While there has been no successful legislation providing for resale royalties over the last 50 years, during the same time secondary market sales of living artists’ works have soared. Collectors, galleries and auction houses have reaped the benefits from these sales; artists have gained nothing. “Emerging” artists, in the first years of their careers, have seen their works “flipped” by repeated resales, creating an overheated market for their works and locking the artists into a “style” before their practices have fully matured. Emerging technologies have made it possible for artists to track sales of their works in the secondary market, and blockchain registries allow artists to control the title to and authentication of their artworks. Blockchain registries are allowing artists to sell fractional interests in their artworks, or to retain resale royalty rights. Artist’s reserved rights, whether fractional ownership shares or resale royalties, can be noticed on the artist’s website, sales platforms, blockchain registries, and through smart pages or QR codes affixed to their artworks. These new technologies facilitate artists’ enforcing rights in their works after the works are sold.

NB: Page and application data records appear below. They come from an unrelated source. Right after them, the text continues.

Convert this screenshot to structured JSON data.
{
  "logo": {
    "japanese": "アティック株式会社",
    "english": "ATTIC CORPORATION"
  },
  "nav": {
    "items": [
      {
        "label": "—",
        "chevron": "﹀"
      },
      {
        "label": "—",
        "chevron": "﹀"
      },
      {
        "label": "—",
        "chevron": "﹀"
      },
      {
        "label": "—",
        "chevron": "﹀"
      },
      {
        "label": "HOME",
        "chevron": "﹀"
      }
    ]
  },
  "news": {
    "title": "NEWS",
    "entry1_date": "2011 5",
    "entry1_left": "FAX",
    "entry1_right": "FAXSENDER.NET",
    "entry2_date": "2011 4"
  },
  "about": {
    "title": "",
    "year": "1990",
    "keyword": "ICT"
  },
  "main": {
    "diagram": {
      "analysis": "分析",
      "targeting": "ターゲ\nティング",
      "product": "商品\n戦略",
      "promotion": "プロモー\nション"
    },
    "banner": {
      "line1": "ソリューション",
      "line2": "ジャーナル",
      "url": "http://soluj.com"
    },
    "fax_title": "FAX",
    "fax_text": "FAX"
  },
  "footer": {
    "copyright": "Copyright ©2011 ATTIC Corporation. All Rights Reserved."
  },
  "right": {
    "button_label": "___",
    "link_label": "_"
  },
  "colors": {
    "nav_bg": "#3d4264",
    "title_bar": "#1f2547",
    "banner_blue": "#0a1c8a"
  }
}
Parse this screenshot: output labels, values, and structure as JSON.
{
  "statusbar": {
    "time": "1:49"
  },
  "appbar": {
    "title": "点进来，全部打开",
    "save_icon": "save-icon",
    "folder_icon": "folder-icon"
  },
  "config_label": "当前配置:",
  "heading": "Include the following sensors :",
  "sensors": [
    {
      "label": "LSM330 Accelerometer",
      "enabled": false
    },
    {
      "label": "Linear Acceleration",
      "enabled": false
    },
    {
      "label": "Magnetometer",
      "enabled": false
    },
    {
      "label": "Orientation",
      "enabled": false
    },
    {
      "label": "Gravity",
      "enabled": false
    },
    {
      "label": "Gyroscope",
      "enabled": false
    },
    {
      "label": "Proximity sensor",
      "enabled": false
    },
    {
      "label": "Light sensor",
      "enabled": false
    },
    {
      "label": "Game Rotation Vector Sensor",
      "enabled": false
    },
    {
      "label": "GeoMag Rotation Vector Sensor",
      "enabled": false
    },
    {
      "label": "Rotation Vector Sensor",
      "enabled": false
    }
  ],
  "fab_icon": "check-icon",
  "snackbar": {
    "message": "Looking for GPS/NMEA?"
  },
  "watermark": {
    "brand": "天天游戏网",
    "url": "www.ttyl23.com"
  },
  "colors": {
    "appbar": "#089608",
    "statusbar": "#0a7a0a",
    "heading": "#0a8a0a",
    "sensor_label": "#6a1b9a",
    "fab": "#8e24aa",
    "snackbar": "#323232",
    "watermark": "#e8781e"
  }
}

It is time for an updated Artist’s Contract, allowing artists to define the interests and rights they claim in their works after their works are sold, and spelling out methods of notice and enforcement using new technologies. The contract would be a highly visible part of an artist’s practice, and would to put collectors on notice of the artist’s continuing interests in their works. On the 50th anniversary of the Artist’s Contract, the art-world inequities the contract was designed to correct may finally be corrected due to the intersection of contract law and technology.